Medicine has changed a lot over the past 40 years. We've advanced in how we treat  serious diseases, such as cancer. And we've come up with new treatments for diseases that, a few decades ago, didn't even exist, such as AIDS.

Even with that revolution in treatment, we still essentially buy the exact same mix of medical services that we did in the 1970s. Planet Money uses National Health Expenditure data to look at how little has changed in the mix of health care services since 1970.

Hospitals take up a bit less of the overall health care dollar, as some services have moved into outpatient settings. The aging baby boom population has triggered a slight increase in health care spending on nursing homes. Overall, though, 1970 and 2010 look pretty similar. But there is one part of health care spending that has changed dramatically: Who is footing the bill. Another Planet Money chart:
Out-of-pocket spending -- what consumers spend on their own health care -- has fallen by more than half over the past four decades. Third-party payers -- such as private health insurers, Medicaid and Medicare -- now cover 73.7 percent of all health care spending in the United States. Back in 1970, that number stood at 41.7 percent.

This trend is continuing: In 2011, patient share of spending fell to the lowest level ever recorded. This is despite a movement in the insurance industry toward plans with higher deductibles. It's near certain that the Affordable Care Act will also put downward pressure on patients' share of spending, as it extends insurance coverage to 30 million Americans.

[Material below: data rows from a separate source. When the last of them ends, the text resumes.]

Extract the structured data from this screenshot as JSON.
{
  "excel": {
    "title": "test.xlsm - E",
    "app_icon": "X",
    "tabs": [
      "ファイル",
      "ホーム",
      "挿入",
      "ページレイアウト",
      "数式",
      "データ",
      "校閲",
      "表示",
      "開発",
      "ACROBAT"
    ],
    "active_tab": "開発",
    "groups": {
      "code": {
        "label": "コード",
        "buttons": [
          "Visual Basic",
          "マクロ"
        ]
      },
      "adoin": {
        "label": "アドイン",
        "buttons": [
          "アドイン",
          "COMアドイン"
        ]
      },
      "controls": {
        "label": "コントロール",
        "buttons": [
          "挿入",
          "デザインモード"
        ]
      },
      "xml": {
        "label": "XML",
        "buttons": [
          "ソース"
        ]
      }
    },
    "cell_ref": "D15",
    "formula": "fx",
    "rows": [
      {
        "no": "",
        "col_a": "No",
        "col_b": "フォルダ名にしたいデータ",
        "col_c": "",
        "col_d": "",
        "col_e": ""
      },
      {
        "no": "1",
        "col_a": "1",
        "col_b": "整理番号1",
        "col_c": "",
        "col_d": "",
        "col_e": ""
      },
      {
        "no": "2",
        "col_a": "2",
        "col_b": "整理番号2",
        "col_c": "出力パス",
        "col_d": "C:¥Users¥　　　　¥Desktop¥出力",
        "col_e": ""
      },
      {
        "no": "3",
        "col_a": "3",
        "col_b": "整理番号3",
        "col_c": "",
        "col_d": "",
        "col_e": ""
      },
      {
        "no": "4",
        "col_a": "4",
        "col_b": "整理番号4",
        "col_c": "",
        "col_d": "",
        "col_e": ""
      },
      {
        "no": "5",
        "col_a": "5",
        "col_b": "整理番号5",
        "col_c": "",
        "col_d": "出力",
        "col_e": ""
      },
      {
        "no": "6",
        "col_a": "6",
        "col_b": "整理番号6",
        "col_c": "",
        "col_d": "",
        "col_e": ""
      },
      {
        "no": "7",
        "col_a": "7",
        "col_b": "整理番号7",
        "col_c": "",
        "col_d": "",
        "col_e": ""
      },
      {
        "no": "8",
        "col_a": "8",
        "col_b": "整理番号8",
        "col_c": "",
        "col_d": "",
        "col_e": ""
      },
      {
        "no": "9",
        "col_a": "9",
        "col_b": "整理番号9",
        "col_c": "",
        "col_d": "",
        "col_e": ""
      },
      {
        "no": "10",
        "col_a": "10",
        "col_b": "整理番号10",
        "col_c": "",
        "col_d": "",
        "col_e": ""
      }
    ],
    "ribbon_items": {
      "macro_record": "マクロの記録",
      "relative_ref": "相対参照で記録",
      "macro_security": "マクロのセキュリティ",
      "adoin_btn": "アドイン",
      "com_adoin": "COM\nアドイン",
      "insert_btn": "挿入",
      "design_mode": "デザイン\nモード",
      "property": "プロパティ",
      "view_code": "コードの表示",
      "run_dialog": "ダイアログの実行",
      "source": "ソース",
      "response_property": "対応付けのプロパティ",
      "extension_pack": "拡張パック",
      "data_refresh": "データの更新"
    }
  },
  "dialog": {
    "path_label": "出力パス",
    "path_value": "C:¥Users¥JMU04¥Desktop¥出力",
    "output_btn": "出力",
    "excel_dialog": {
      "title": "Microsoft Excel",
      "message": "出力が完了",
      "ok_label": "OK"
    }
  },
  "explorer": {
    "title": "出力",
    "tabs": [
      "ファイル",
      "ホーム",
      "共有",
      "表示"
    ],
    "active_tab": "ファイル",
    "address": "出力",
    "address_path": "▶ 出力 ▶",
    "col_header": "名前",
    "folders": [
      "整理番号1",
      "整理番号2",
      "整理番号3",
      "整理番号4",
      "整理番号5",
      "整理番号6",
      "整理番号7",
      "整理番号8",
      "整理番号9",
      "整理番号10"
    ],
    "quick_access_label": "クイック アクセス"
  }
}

All this being said, consumers probably don't notice that their own share of health care spending has been dropping. That's because of the cost of health care has been growing so quickly: Even as consumers foot a smaller part of the overall health care bill, they're still seeing costs go up fast enough to wipe out a decade's worth of wage growth. As health care prices soar, consumers who have seen their share of the spending drop can also be seeing their overall bills go up.